One afternoon, a walk around Palachi town started with a customary pre-lunch snack and compulsory Kingfisher beer (or two) at Uncle Ravi’s motel (one of three properties I know he owns, but I’m sure there are more) before wandering down the hill for a stroll. Market traders, selling everything from dried fish to toothpaste and everything in between, stop mid conversation and watch us pass. Pathy and his family are well known here, and I am offered inquisitive glances from the stall holders, excited pointed giggles from the children (the beautiful children) and a hair cut and shave from the town’s famous barber. We are by no means the first westerners to visit here and will surely not be the last, but their interest in us is noticeable.
To say that this country is beautiful does it no justice at all. Relaxed seems too stressful a word. In my mind I have moved here already, with my family, and am living in blissful ignorance of how I grew up (no offence mum(s) and dad). I wonder, could I do without the luxuries of home? My creature comforts seem so irrelevant. There is no WiFi in these mountains. No Facebook or Instagram. At one extreme there is the elevated trickle of a mountain stream, the stuff of perfection, Lord Shiva and meditation. At the other end there is the reality of a bustling social network of intensely paced, ground level, incense filled, over populated, but never accidental, organised chaos. The continual beep of car horns does not come from anger and road rage, but from politeness. Here I am, OK I see you, I’m just behind you, got it, now to the right, I’ll move over, I’m overtaking, OK, thank you, you’re welcome, take care.

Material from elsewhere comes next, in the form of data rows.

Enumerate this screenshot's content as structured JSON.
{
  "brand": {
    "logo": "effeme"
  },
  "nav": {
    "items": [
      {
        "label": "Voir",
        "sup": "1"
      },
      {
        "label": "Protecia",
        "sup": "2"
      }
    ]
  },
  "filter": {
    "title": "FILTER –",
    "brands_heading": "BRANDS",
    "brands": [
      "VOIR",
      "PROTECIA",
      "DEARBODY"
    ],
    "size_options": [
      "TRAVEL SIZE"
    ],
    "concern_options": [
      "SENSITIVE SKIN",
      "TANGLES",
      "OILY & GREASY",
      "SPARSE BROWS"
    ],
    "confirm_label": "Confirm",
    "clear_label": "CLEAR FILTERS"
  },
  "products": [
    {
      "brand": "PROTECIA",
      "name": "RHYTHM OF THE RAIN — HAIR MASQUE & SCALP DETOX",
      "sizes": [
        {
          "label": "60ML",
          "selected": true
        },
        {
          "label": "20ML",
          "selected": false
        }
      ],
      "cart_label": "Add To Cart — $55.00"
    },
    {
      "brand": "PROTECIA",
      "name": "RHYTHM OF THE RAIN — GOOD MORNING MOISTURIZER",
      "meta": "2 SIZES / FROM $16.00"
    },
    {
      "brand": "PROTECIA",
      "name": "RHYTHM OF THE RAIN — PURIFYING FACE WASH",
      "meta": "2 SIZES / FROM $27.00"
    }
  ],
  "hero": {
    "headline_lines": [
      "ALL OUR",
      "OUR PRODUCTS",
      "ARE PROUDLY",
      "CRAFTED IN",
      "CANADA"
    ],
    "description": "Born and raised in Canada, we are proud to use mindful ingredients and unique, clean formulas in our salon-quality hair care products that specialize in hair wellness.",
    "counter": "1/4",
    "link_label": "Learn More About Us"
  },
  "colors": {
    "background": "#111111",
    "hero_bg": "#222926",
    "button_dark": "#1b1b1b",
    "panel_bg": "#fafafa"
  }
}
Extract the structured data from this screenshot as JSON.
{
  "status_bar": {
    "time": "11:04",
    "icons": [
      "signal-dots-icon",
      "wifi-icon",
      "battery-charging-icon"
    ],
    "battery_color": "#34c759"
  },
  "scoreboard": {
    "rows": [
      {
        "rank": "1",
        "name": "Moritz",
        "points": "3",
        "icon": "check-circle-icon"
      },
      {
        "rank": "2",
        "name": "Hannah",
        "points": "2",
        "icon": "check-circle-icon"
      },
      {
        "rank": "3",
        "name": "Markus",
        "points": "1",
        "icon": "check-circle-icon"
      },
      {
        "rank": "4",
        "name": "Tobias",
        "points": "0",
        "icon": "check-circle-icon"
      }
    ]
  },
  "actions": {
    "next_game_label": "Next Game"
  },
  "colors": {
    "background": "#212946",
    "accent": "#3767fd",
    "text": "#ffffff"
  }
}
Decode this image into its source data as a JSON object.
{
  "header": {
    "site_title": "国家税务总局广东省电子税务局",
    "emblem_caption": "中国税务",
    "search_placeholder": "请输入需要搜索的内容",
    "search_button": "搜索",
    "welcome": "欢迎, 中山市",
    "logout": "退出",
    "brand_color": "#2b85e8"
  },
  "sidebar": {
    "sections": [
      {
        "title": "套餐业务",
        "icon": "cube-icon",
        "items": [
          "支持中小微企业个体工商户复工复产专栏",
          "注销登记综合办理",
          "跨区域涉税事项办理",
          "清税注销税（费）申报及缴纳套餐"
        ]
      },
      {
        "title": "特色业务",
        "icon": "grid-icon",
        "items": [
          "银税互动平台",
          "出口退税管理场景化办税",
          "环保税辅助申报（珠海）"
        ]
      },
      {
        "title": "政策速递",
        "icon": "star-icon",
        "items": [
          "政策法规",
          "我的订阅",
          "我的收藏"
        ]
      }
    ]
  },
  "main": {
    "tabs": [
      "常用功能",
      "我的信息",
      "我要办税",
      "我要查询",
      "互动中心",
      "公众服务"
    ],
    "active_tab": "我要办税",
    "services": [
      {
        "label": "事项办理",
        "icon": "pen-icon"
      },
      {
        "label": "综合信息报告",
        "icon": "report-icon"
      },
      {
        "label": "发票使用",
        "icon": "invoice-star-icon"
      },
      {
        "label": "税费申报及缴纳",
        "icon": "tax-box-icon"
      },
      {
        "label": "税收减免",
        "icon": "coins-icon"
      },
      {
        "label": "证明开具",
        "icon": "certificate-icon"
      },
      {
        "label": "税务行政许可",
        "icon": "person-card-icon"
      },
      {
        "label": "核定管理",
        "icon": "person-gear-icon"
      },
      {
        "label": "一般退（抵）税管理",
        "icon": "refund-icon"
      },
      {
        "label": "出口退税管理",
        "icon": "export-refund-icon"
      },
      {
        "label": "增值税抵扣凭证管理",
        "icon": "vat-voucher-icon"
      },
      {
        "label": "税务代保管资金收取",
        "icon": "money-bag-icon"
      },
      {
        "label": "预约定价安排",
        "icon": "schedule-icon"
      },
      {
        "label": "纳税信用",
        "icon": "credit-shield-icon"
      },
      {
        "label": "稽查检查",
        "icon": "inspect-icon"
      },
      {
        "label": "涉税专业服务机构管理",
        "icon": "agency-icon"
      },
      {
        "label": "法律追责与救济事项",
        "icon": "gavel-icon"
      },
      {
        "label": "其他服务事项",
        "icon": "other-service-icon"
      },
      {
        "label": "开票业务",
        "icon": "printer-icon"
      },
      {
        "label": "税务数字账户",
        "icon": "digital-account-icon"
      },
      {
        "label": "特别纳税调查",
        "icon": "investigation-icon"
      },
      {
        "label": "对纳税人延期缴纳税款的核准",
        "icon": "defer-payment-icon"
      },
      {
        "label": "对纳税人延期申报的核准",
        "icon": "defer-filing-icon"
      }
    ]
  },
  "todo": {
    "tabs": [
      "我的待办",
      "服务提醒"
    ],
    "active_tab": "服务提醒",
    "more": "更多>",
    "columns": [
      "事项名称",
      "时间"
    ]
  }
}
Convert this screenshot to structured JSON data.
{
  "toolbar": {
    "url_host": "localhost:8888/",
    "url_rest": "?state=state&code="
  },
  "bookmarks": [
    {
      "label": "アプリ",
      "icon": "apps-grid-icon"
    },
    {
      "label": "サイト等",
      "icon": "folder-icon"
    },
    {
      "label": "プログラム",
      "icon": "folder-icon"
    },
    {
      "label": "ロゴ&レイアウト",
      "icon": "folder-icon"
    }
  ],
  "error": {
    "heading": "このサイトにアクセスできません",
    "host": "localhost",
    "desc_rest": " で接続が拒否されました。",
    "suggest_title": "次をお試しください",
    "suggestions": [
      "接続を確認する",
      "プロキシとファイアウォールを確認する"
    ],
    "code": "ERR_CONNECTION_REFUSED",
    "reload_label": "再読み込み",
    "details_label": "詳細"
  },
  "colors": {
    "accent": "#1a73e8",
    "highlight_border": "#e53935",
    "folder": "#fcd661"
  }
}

Where does satisfaction lie, if not here amongst people who care so deeply for their land, the animals that they share it with and their family? I was so pleased to discover that the sight of elephants is just as awe inspiring and touching for the locals as it is for a lanky tourist with camera in hand. No one cared who was standing beside them watching these majestic animals graze lazily along their track. Aside from the initial excited gasps from some children, no one one pointed as they threw dust upon their backs. No one shouted for others to come and watch. No one rushed away in fear. Respect for the elephants was our common ground. We all stood together in silence following their movements until they had slowly and deliberately disappeared into the rain forrest. They lumbered away with half full stomachs, complete trust and absolute awareness of our presence, crackling branches beneath their enormous feet, tearing at trees for another mouthful with the rumbling of their bellies echoing across the gap between us. My chance sighting may have been a once in a lifetime event, but even though the opportunity to see elephants again is much more likely for the locals, they treated the event as though this time was their first or last.
Children’s faces, so wide eyed and curious, follow me wherever I go. Young men gathered together, sitting on their motorbikes, turn their heads and share a glance with me as we drive past. Older men and women stop and hold their hands together in a gesture of welcome as we walk by, smiling only when the wave is returned. Their facial expressions shifting from boredom to a happy curiosity with the subconscious raising of their hands.
India is a truly magical country, and I feel blessed to have had the chance to visit. Against all my initial expectations of a hot, dry, overpopulated place, the south is such a surprise. Lush, calm and full of life in all of it’s varying forms. Poverty and wealth live side by side, but not in opposition. Much like their religion, the Indian people don’t even think about karma; it just happens. This is a place where I am sure to return.
Come try the Thalanar Esate coffee. at Peak Coffee, Jambali Road Port Macquarie.
Trip diary by Steven Foye. Roaster, barista coffee lover.
This article was from issue 116 of Greater Port Macquarie Focus.